QUESTION: Speaking of social media, I wonder how you finally got the State Department to let you get back on Twitter. You've been making up for lost time, it seems. Just to review some of the things you've been doing, you've been tweeting about the Olympics, joking about no longer having dark hair to Seth Meyers, you've talked about the Beatles, your picture with John Lennon. You even started your own hashtag, #jktweetsagain. You do need to do a little work on your selfies. We saw the one in Jakarta --
SECRETARY KERRY: How did you know that was my selfie?
QUESTION: At Jakarta at the climate conference with all those kids? Well, yeah, we're showing it now.
SECRETARY KERRY: That was a great selfie.
QUESTION: That was a great selfie.
SECRETARY KERRY: Sure.
QUESTION: But just -- are you enjoying being back on Twitter? Speak to your followers.
SECRETARY KERRY: Speak to my followers. How could I not self -- (laughter) -- I'm enjoying being back on Twitter, sure. My staff is extremely nervous, but that's all right.
QUESTION: Let John Kerry be John Kerry, or jktweetsagain.
SECRETARY KERRY: Yeah.
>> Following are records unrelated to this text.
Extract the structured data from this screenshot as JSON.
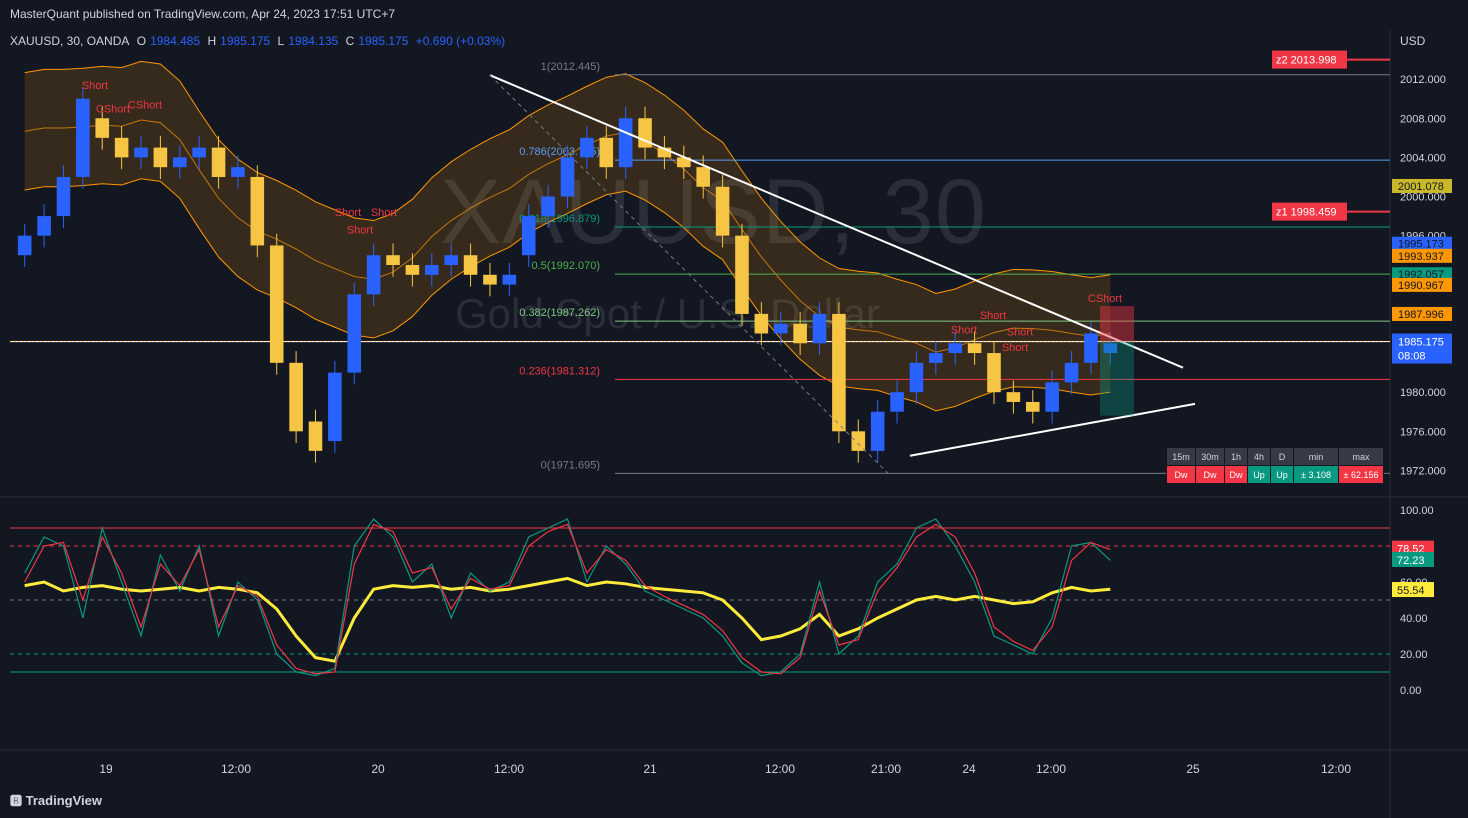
{
  "header": {
    "published": "MasterQuant published on TradingView.com, Apr 24, 2023 17:51 UTC+7",
    "symbol": "XAUUSD, 30, OANDA",
    "o_label": "O",
    "o_value": "1984.485",
    "h_label": "H",
    "h_value": "1985.175",
    "l_label": "L",
    "l_value": "1984.135",
    "c_label": "C",
    "c_value": "1985.175",
    "change": "+0.690 (+0.03%)"
  },
  "watermark": {
    "symbol": "XAUUSD, 30",
    "description": "Gold Spot / U.S. Dollar"
  },
  "currency": "USD",
  "footer": {
    "brand": "TradingView"
  },
  "colors": {
    "bg": "#131722",
    "up": "#2962ff",
    "down": "#f7c544",
    "red": "#f23645",
    "green": "#089981",
    "band": "#ff9800",
    "yellow_line": "#ffeb3b"
  },
  "chart_data": [
    {
      "type": "candlestick",
      "title": "XAUUSD, 30",
      "ylim": [
        1970,
        2016
      ],
      "price_axis_labels": [
        "2012.000",
        "2008.000",
        "2004.000",
        "2000.000",
        "1996.000",
        "1992.000",
        "1988.000",
        "1984.000",
        "1980.000",
        "1976.000",
        "1972.000"
      ],
      "x_ticks": [
        "19",
        "12:00",
        "20",
        "12:00",
        "21",
        "12:00",
        "21:00",
        "24",
        "12:00",
        "25",
        "12:00"
      ],
      "current_price": "1985.175",
      "countdown": "08:08",
      "price_tags": [
        {
          "label": "1995.173",
          "color": "#2962ff"
        },
        {
          "label": "1993.937",
          "color": "#ff9800"
        },
        {
          "label": "1992.057",
          "color": "#089981"
        },
        {
          "label": "1990.967",
          "color": "#ff9800"
        },
        {
          "label": "1987.996",
          "color": "#ff9800"
        },
        {
          "label": "2001.078",
          "color": "#c9b92a"
        }
      ],
      "zones": [
        {
          "label": "z2 2013.998",
          "value": 2013.998
        },
        {
          "label": "z1 1998.459",
          "value": 1998.459
        }
      ],
      "fib_levels": [
        {
          "label": "1(2012.445)",
          "value": 2012.445,
          "color": "#787b86"
        },
        {
          "label": "0.786(2003.725)",
          "value": 2003.725,
          "color": "#5b9cf6"
        },
        {
          "label": "0.618(1996.879)",
          "value": 1996.879,
          "color": "#089981"
        },
        {
          "label": "0.5(1992.070)",
          "value": 1992.07,
          "color": "#4caf50"
        },
        {
          "label": "0.382(1987.262)",
          "value": 1987.262,
          "color": "#81c784"
        },
        {
          "label": "0.236(1981.312)",
          "value": 1981.312,
          "color": "#f23645"
        },
        {
          "label": "0(1971.695)",
          "value": 1971.695,
          "color": "#787b86"
        }
      ],
      "signals": [
        "Short",
        "CShort",
        "CShort",
        "Short",
        "Short",
        "Short",
        "Short",
        "Short",
        "Short",
        "CShort",
        "Short"
      ],
      "candles_close": [
        1996,
        1998,
        2002,
        2010,
        2006,
        2004,
        2005,
        2003,
        2004,
        2005,
        2002,
        2003,
        1995,
        1983,
        1976,
        1974,
        1982,
        1990,
        1994,
        1993,
        1992,
        1993,
        1994,
        1992,
        1991,
        1992,
        1998,
        2000,
        2004,
        2006,
        2003,
        2008,
        2005,
        2004,
        2003,
        2001,
        1996,
        1988,
        1986,
        1987,
        1985,
        1988,
        1976,
        1974,
        1978,
        1980,
        1983,
        1984,
        1985,
        1984,
        1980,
        1979,
        1978,
        1981,
        1983,
        1986,
        1985
      ],
      "candles_open": [
        1994,
        1996,
        1998,
        2002,
        2008,
        2006,
        2004,
        2005,
        2003,
        2004,
        2005,
        2002,
        2002,
        1995,
        1983,
        1977,
        1975,
        1982,
        1990,
        1994,
        1993,
        1992,
        1993,
        1994,
        1992,
        1991,
        1994,
        1998,
        2000,
        2004,
        2006,
        2003,
        2008,
        2005,
        2004,
        2003,
        2001,
        1996,
        1988,
        1986,
        1987,
        1985,
        1988,
        1976,
        1974,
        1978,
        1980,
        1983,
        1984,
        1985,
        1984,
        1980,
        1979,
        1978,
        1981,
        1983,
        1984
      ]
    },
    {
      "type": "line",
      "title": "oscillator",
      "ylim": [
        0,
        100
      ],
      "axis_labels": [
        "100.00",
        "60.00",
        "40.00",
        "20.00",
        "0.00"
      ],
      "value_tags": [
        {
          "label": "78.52",
          "color": "#f23645"
        },
        {
          "label": "72.23",
          "color": "#089981"
        },
        {
          "label": "55.54",
          "color": "#ffeb3b"
        }
      ],
      "series": [
        {
          "color": "#ffeb3b",
          "values": [
            58,
            60,
            55,
            57,
            58,
            56,
            55,
            56,
            57,
            55,
            57,
            56,
            54,
            45,
            30,
            18,
            16,
            40,
            56,
            58,
            57,
            58,
            56,
            57,
            55,
            56,
            58,
            60,
            62,
            58,
            60,
            59,
            57,
            56,
            55,
            54,
            50,
            40,
            28,
            30,
            34,
            42,
            30,
            34,
            40,
            45,
            50,
            52,
            50,
            52,
            50,
            48,
            49,
            54,
            57,
            55,
            56
          ]
        },
        {
          "color": "#089981",
          "values": [
            65,
            85,
            80,
            40,
            90,
            60,
            30,
            75,
            55,
            80,
            30,
            60,
            50,
            20,
            10,
            8,
            12,
            80,
            95,
            85,
            60,
            70,
            40,
            65,
            55,
            60,
            85,
            90,
            95,
            60,
            80,
            70,
            55,
            50,
            45,
            40,
            30,
            15,
            8,
            10,
            20,
            60,
            20,
            30,
            60,
            70,
            90,
            95,
            80,
            60,
            30,
            25,
            20,
            40,
            80,
            82,
            72
          ]
        },
        {
          "color": "#f23645",
          "values": [
            60,
            80,
            82,
            50,
            85,
            65,
            35,
            70,
            58,
            78,
            35,
            58,
            52,
            25,
            12,
            9,
            10,
            70,
            92,
            88,
            65,
            68,
            45,
            62,
            56,
            58,
            80,
            88,
            92,
            65,
            78,
            72,
            58,
            52,
            47,
            42,
            33,
            18,
            10,
            9,
            18,
            55,
            25,
            28,
            55,
            68,
            85,
            92,
            85,
            65,
            35,
            27,
            22,
            35,
            72,
            82,
            78
          ]
        }
      ]
    }
  ],
  "timeframe_table": {
    "headers": [
      "15m",
      "30m",
      "1h",
      "4h",
      "D",
      "min",
      "max"
    ],
    "values": [
      "Dw",
      "Dw",
      "Dw",
      "Up",
      "Up",
      "± 3.108",
      "± 62.156"
    ]
  }
}
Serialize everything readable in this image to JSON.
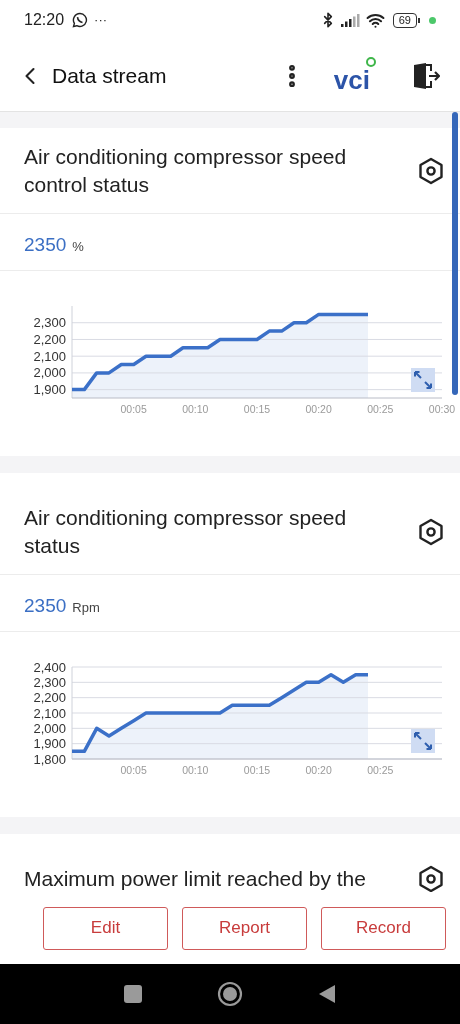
{
  "status_bar": {
    "time": "12:20",
    "more": "···",
    "battery": "69"
  },
  "header": {
    "title": "Data stream",
    "logo": "vci"
  },
  "cards": [
    {
      "title": "Air conditioning compressor speed control status",
      "value": "2350",
      "unit": "%",
      "chart_data": {
        "type": "area",
        "grid": true,
        "x": [
          0,
          1,
          2,
          3,
          4,
          5,
          6,
          7,
          8,
          9,
          10,
          11,
          12,
          13,
          14,
          15,
          16,
          17,
          18,
          19,
          20,
          21,
          22,
          23,
          24
        ],
        "values": [
          1900,
          1900,
          2000,
          2000,
          2050,
          2050,
          2100,
          2100,
          2100,
          2150,
          2150,
          2150,
          2200,
          2200,
          2200,
          2200,
          2250,
          2250,
          2300,
          2300,
          2350,
          2350,
          2350,
          2350,
          2350
        ],
        "xlim": [
          0,
          30
        ],
        "ylim": [
          1850,
          2400
        ],
        "yticks": [
          {
            "value": 1900,
            "label": "1,900"
          },
          {
            "value": 2000,
            "label": "2,000"
          },
          {
            "value": 2100,
            "label": "2,100"
          },
          {
            "value": 2200,
            "label": "2,200"
          },
          {
            "value": 2300,
            "label": "2,300"
          }
        ],
        "xticks": [
          {
            "value": 5,
            "label": "00:05"
          },
          {
            "value": 10,
            "label": "00:10"
          },
          {
            "value": 15,
            "label": "00:15"
          },
          {
            "value": 20,
            "label": "00:20"
          },
          {
            "value": 25,
            "label": "00:25"
          },
          {
            "value": 30,
            "label": "00:30"
          }
        ]
      }
    },
    {
      "title": "Air conditioning compressor speed status",
      "value": "2350",
      "unit": "Rpm",
      "chart_data": {
        "type": "area",
        "grid": true,
        "x": [
          0,
          1,
          2,
          3,
          4,
          5,
          6,
          7,
          8,
          9,
          10,
          11,
          12,
          13,
          14,
          15,
          16,
          17,
          18,
          19,
          20,
          21,
          22,
          23,
          24
        ],
        "values": [
          1850,
          1850,
          2000,
          1950,
          2000,
          2050,
          2100,
          2100,
          2100,
          2100,
          2100,
          2100,
          2100,
          2150,
          2150,
          2150,
          2150,
          2200,
          2250,
          2300,
          2300,
          2350,
          2300,
          2350,
          2350
        ],
        "xlim": [
          0,
          30
        ],
        "ylim": [
          1800,
          2400
        ],
        "yticks": [
          {
            "value": 1800,
            "label": "1,800"
          },
          {
            "value": 1900,
            "label": "1,900"
          },
          {
            "value": 2000,
            "label": "2,000"
          },
          {
            "value": 2100,
            "label": "2,100"
          },
          {
            "value": 2200,
            "label": "2,200"
          },
          {
            "value": 2300,
            "label": "2,300"
          },
          {
            "value": 2400,
            "label": "2,400"
          }
        ],
        "xticks": [
          {
            "value": 5,
            "label": "00:05"
          },
          {
            "value": 10,
            "label": "00:10"
          },
          {
            "value": 15,
            "label": "00:15"
          },
          {
            "value": 20,
            "label": "00:20"
          },
          {
            "value": 25,
            "label": "00:25"
          }
        ]
      }
    },
    {
      "title": "Maximum power limit reached by the"
    }
  ],
  "buttons": [
    "Edit",
    "Report",
    "Record"
  ]
}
QUESTION: And looking at your predecessor, Hillary Clinton -- making a decision whether she will run, whether she won't run -- how much do you think Benghazi and admitted -- acknowledged State Department failures of security, which were articulated in the State Department's own independent report, how much should that be an issue or not an issue in whether she --
SECRETARY KERRY: Andrea, one of the great virtues -- if Hillary were sitting here, she'd tell you the same thing as she did many times -- one of the great virtues of this job is I will not get engaged in presidential and domestic politics of any kind.
QUESTION: Do you miss politics?
SECRETARY KERRY: I beg your pardon?
QUESTION: Do you miss politics at all?
SECRETARY KERRY: I loved being a senator for Massachusetts for the years I was senator, and of course I miss a lot of aspects of it. Yeah, I do. But this is a spectacular job, and I love doing what I'm doing, and I love the fact that for a concentrated period of time, even though I miss some of the other aspects -- not all of them, mind you -- I am able to focus on a specific task, a specific set of issues. And that is a luxury, believe me, to not have to go to a fundraiser, to not have to ask people for money, to not have to engage in some of the day-to-day things is really -- it's a blessing. And I love the ability to be able to focus on the issues as intensely as I am right now.
QUESTION: And in terms of social media, we did open up for questions on Facebook for friends of the show, and Gayle Hoffman said she's concerned about your wife Teresa. Can you share with our viewers how she's doing?
SECRETARY KERRY: Well, that's very sweet of her. She is doing her due diligence to get better. She's working hard. She's up in Boston right now. I was with her on the weekend, and she's working very, very hard to come back fully from a very tough seizure that she had. And part of the worst of it is just the medicine itself kind of flattens you a little bit. But she's fighting.
QUESTION: Well, she is a fighter. We know her and love her, and wish her our very best, and you, Mr. Secretary. Safe travels. Come home more often. (Laughter.) And thanks to you for your hospitality --
SECRETARY KERRY: Thank you.
QUESTION: -- and to the entire staff here at the State Department for letting us do our broadcast here today.
SECRETARY KERRY: Good fun. Thanks.
QUESTION: Thank you.
SECRETARY KERRY: Appreciate it. Thanks.